Anh Do covers multicultural communities & issues at the Los Angeles Times. A second-generation journalist, she previously served as vice president of Nguoi Viet Daily News, the largest Vietnamese-language publication in the US, founded by her late father.
Do attended USC majoring in journali...
James Kanno, who spent what should have been his final high school years confined to a World War II-era internment camp but went on to become one of America’s first Japanese American mayors as an early-day politician in Orange County, has died at the age of 91. Stripped of his freedom and forced to live behind barbed wire in an Arizona relocation camp, Kanno burned with indignity but ultimately chose to work to unite rather than separate people, family and friends said.
Sweat rolled down Ron Jackson’s face as he pondered, as he does every day just steps from “the Happiest Place on Earth,” where he would sleep. The homeless man’s hangout in Anaheim had until recently been a grimy bus bench across the street from Disneyland.

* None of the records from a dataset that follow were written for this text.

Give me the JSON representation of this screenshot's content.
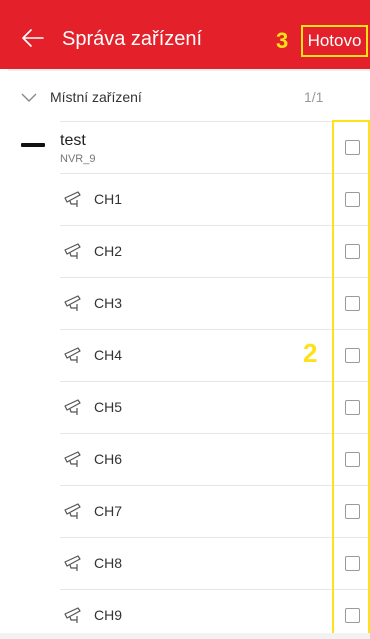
{
  "header": {
    "title": "Správa zařízení",
    "done_label": "Hotovo",
    "bg_color": "#e4202b"
  },
  "annotations": {
    "step_done": "3",
    "step_checkboxes": "2",
    "highlight_color": "#ffe11a"
  },
  "section": {
    "title": "Místní zařízení",
    "count": "1/1"
  },
  "device": {
    "name": "test",
    "subtitle": "NVR_9",
    "checked": false
  },
  "channels": [
    {
      "label": "CH1",
      "checked": false
    },
    {
      "label": "CH2",
      "checked": false
    },
    {
      "label": "CH3",
      "checked": false
    },
    {
      "label": "CH4",
      "checked": false
    },
    {
      "label": "CH5",
      "checked": false
    },
    {
      "label": "CH6",
      "checked": false
    },
    {
      "label": "CH7",
      "checked": false
    },
    {
      "label": "CH8",
      "checked": false
    },
    {
      "label": "CH9",
      "checked": false
    }
  ],
  "icons": {
    "back": "back-arrow-icon",
    "chevron": "chevron-down-icon",
    "device": "nvr-device-icon",
    "camera": "camera-icon"
  }
}
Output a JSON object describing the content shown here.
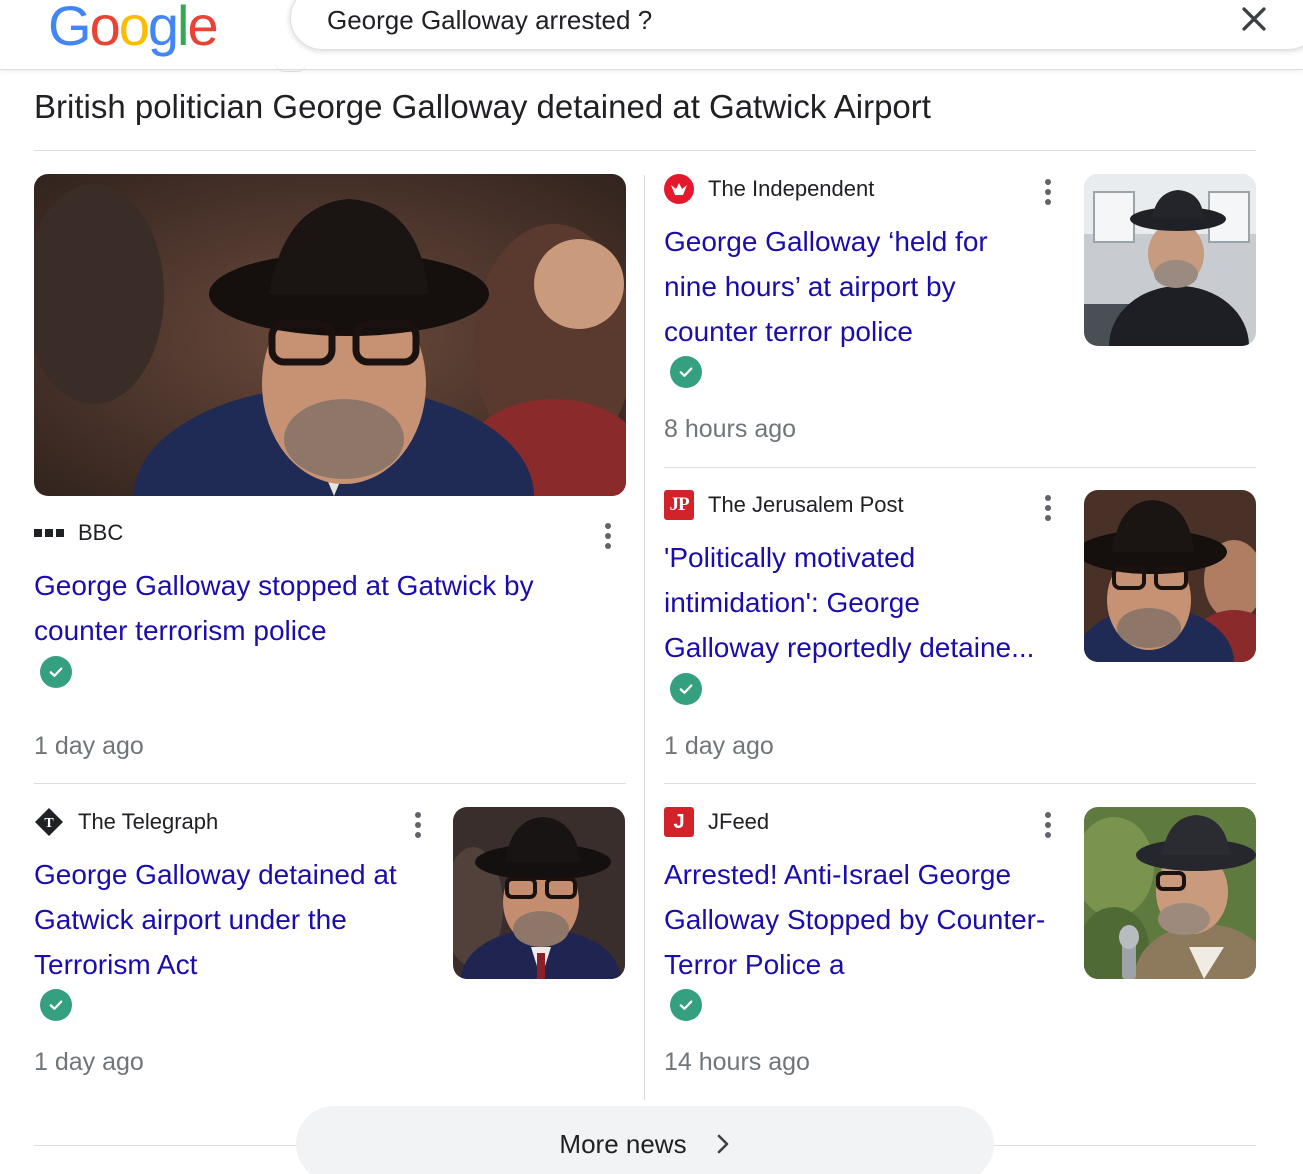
{
  "header": {
    "logo_letters": [
      "G",
      "o",
      "o",
      "g",
      "l",
      "e"
    ],
    "logo_colors": [
      "#4285F4",
      "#EA4335",
      "#FBBC05",
      "#4285F4",
      "#34A853",
      "#EA4335"
    ],
    "search_value": "George Galloway arrested ?"
  },
  "headline": "British politician George Galloway detained at Gatwick Airport",
  "cards": {
    "bbc": {
      "source": "BBC",
      "title_lines": [
        "George Galloway stopped at Gatwick by",
        "counter terrorism police"
      ],
      "time": "1 day ago"
    },
    "independent": {
      "source": "The Independent",
      "title_lines": [
        "George Galloway ‘held for",
        "nine hours’ at airport by",
        "counter terror police"
      ],
      "time": "8 hours ago"
    },
    "jpost": {
      "source": "The Jerusalem Post",
      "logo_text": "JP",
      "title_lines": [
        "'Politically motivated",
        "intimidation': George",
        "Galloway reportedly detaine..."
      ],
      "time": "1 day ago"
    },
    "telegraph": {
      "source": "The Telegraph",
      "title_lines": [
        "George Galloway detained at",
        "Gatwick airport under the",
        "Terrorism Act"
      ],
      "time": "1 day ago"
    },
    "jfeed": {
      "source": "JFeed",
      "logo_text": "J",
      "title_lines": [
        "Arrested! Anti-Israel George",
        "Galloway Stopped by Counter-",
        "Terror Police a"
      ],
      "time": "14 hours ago"
    }
  },
  "more_news_label": "More news",
  "colors": {
    "link": "#1a0dab",
    "verified": "#34a07f",
    "muted": "#70757a"
  }
}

Then, one day, the benches around the amusement park — including his regular spot outside of a 7-Eleven at Harbor Boulevard and Katella Avenue — disappeared. Soon, people were competing for pavement. “No more sleeping spot.
For Kayla Chai, fresh from posing with her college diploma, there’s only one spot to rush to for a treat — Diamond Jamboree. At the bustling shopping and dining destination, she entered 85°C Bakery Cafe one Friday and, grabbing a tray and tongs, moved through the display to satisfy her cravings with garlic and cheese bread, washed it down with pick-me-up sea salt coffee. “It’s my favorite,” said the newly minted UC Irvine graduate, a psychology major.
Muck Rack makes it simple to find people, tweets, or articles that mention any name, keyword, company, hashtag etc. We've compiled this guide to help you make the most of your search.
Selecting a term
Start searching tweets, articles from media outlets, articles mentioned in tweets, journalists'
names, titles and bios with some suggested searches:
Companies or Topics (e.g. iPhone, Microsoft)
Phrases (e.g. "cloud computing") — use quotes to keep the terms together
Twitter handles (e.g. @username) — returns those who have mentioned or replied to
Names (e.g. "David Pogue")
Hashtags (e.g. #sxsw, #london2012)
Bio details (e.g. vegan, Olympics, father)
Muck Rack's Advanced Search allows for many boolean operators.
Find results that mention multiple specified terms, use AND or
+. For example, ensure each result contains both Elon Musk and Mark Zuckerberg by
searching Obama AND Romney or Obama + Romney.
Use the operators OR or , to broaden your search when you'd like either of
multiple terms to appear in results. (This is the default behavior of our search when no operators
are used.) For example, search for democrat OR republican to find results that refer to
Democrats and/or Republicans.
Use NOT or - to subtract results from your search. For
example, searching Disney will yield results about the Walt Disney Company as well as Walt Disney
World Resort. To exclude mentions of Disney World, search for Disney -World or Disney
When using one of these operators with a phrase, enclose it in quotation marks. For example, you can
find results about smartphones excluding Apple's iPhone 4S by searching smartphone -"iPhone
Exact case matching or punctuation
If you're searching for a brand name or keyword that relies on specific punctuation marks or capitalization, you can
find results that match your exact query by adding matchcase: before the keyword you're searching for, like matchcase:E*TRADE .
Use parentheses to separate multiple
boolean phrases. For example, to find journalists talking about having fun in Disney World or
Disneyland, search for ("disney world" OR disneyland) AND fun.
An asterisk can be used to search for any variation of a root word truncated by the asterisk. For example, searching for admin* will return results for administrator, administration, administer, administered, etc.
A near operator is an AND operator where you can control the distance between the words. You can vary the distance the near operation uses by adding a forward slash and number (between 0-99) such as strawberries NEAR/10 "whipped cream", which means the strawberries must exist within 10 words of "whipped cream".